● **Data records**
· · · ·

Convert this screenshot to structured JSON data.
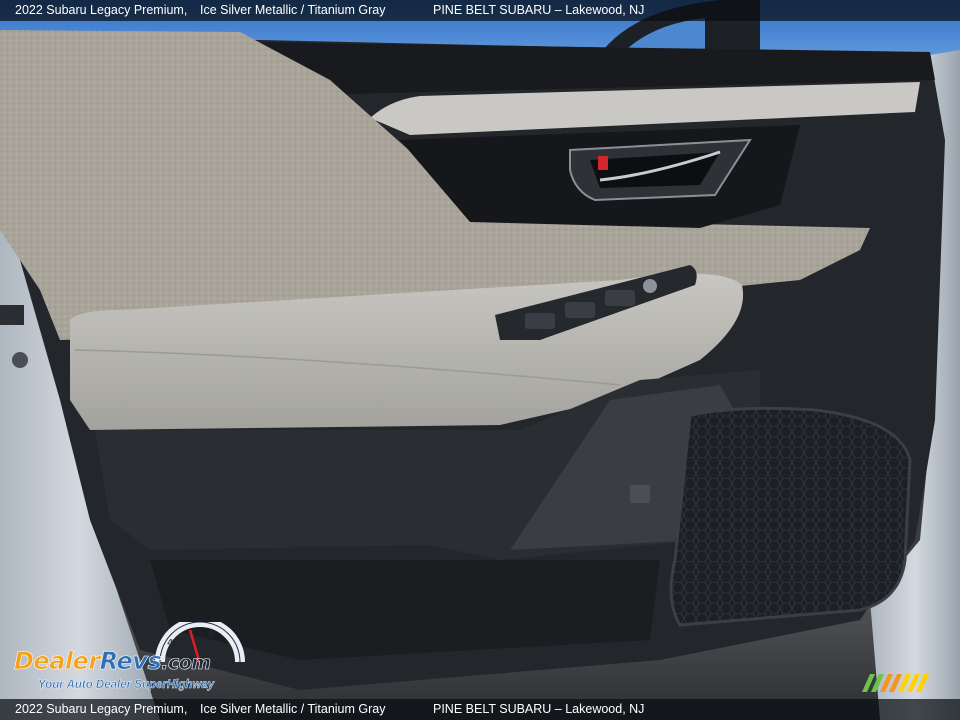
{
  "caption": {
    "vehicle": "2022 Subaru Legacy Premium,",
    "color": "Ice Silver Metallic / Titanium Gray",
    "dealer": "PINE BELT SUBARU – Lakewood, NJ"
  },
  "watermark": {
    "logo_text": "DealerRevs.com",
    "tagline": "Your Auto Dealer SuperHighway"
  },
  "colors": {
    "sky": "#3f7fd0",
    "upholstery": "#a9a49a",
    "armrest": "#b9b8b3",
    "door_trim": "#23262b",
    "car_body_silver": "#c2c9d2",
    "caption_bar": "#0a0e14",
    "logo_orange": "#f5a21b",
    "logo_blue": "#2f6fb6",
    "stripe_green": "#6cc24a",
    "stripe_orange": "#f7941d",
    "stripe_yellow": "#ffd200"
  },
  "icons": [
    "door-handle-icon",
    "window-switch-icon",
    "speaker-grille-icon",
    "speedometer-logo-icon"
  ]
}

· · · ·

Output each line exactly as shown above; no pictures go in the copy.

● **Response to the task**
Convert this screenshot to structured JSON data.
{
  "caption": {
    "vehicle": "2022 Subaru Legacy Premium,",
    "color": "Ice Silver Metallic / Titanium Gray",
    "dealer": "PINE BELT SUBARU – Lakewood, NJ"
  },
  "watermark": {
    "logo_text": "DealerRevs.com",
    "tagline": "Your Auto Dealer SuperHighway"
  },
  "colors": {
    "sky": "#3f7fd0",
    "upholstery": "#a9a49a",
    "armrest": "#b9b8b3",
    "door_trim": "#23262b",
    "car_body_silver": "#c2c9d2",
    "caption_bar": "#0a0e14",
    "logo_orange": "#f5a21b",
    "logo_blue": "#2f6fb6",
    "stripe_green": "#6cc24a",
    "stripe_orange": "#f7941d",
    "stripe_yellow": "#ffd200"
  },
  "icons": [
    "door-handle-icon",
    "window-switch-icon",
    "speaker-grille-icon",
    "speedometer-logo-icon"
  ]
}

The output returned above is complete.